The average petrol price that customers paid in September 2023 was N626.21 per liter, according to data from the National Bureau of Statistics. This is a 0.08% drop from the N626.70 reported in August 2023.
Taraba State had the highest average retail price of N665.56 for gasoline, followed by Borno and Benue States at N657.37 and N641.29, respectively. On the other hand, Jigawa States and Delta had the highest average retail prices for gasoline, at N617.42 and N605.88, respectively, while Rivers had the lowest average retail prices. The difference in price between the most and least expensive states is roughly N55, which represents the expense of moving petroleum from the southern to the northern regions of the nation.
PMS increased by more than 226.75% year over year from N191.65 per liter in September 2022. The government’s decision to discontinue fuel subsidies, as outlined in the Petroleum Industry Act (PIA), is the cause of the price increase. High PMS prices were partially caused by depreciating currencies and high crude oil prices on global markets.

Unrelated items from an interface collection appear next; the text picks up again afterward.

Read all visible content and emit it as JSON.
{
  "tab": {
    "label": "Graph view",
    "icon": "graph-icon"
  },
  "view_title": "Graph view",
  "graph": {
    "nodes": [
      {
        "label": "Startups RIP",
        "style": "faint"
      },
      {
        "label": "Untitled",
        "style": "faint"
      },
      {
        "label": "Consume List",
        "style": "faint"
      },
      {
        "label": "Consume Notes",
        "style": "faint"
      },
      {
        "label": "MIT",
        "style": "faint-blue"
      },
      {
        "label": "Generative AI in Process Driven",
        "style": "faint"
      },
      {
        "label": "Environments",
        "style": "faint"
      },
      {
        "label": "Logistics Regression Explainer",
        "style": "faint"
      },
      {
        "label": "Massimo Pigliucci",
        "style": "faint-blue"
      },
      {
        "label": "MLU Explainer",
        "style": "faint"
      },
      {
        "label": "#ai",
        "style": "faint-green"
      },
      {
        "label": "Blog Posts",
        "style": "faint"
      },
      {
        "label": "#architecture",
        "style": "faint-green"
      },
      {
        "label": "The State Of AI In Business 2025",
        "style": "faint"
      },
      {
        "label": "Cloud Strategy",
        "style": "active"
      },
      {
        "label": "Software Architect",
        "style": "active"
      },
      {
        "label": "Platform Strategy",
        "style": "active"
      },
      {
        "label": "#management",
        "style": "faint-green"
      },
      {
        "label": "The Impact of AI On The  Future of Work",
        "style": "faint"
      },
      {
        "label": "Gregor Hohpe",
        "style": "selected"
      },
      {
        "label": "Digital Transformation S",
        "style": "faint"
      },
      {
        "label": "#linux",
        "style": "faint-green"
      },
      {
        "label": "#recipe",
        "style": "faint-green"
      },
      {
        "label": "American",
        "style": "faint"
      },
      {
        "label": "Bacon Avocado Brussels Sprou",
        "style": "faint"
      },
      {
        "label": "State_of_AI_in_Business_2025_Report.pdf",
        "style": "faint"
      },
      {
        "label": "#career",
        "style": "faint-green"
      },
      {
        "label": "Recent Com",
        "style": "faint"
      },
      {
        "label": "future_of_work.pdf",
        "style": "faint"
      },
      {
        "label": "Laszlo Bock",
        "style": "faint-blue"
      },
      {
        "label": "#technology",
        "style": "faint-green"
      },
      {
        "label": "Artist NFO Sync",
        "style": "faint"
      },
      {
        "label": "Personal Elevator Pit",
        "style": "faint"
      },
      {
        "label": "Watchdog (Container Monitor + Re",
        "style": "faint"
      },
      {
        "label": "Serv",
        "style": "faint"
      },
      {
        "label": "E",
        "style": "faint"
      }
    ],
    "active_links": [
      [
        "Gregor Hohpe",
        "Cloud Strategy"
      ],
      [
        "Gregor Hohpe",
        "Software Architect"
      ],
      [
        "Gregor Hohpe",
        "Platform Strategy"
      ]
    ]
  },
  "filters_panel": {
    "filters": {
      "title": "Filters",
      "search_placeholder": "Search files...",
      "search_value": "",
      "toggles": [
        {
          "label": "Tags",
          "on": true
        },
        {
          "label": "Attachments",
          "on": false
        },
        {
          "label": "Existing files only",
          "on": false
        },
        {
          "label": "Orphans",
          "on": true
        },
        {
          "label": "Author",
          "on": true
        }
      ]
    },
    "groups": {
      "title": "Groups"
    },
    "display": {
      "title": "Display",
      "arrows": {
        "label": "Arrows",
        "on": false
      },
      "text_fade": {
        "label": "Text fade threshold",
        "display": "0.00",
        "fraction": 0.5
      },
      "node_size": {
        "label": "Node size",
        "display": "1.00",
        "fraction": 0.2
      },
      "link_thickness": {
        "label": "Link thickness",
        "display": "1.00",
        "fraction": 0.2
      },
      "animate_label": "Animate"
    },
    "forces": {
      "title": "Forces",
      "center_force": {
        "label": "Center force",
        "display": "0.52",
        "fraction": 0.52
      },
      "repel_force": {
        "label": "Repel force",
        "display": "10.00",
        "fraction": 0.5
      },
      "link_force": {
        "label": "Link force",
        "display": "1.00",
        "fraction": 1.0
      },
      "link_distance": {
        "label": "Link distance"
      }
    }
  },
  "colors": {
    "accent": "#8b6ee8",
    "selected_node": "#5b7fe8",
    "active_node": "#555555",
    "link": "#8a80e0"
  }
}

To mitigate the negative consequences of high PMS prices on household wellbeing, immediate policy steps are needed. Targeted monetary transfers should be made to protect the households who have been struck the hardest. A portion of the money saved from fuel subsidies might be put into expanding public transportation and upgrading transportation infrastructure, which would help to offset rising transportation expenses. To win over the public’s trust, the government must be open about how it uses the money it saves from gasoline subsidies.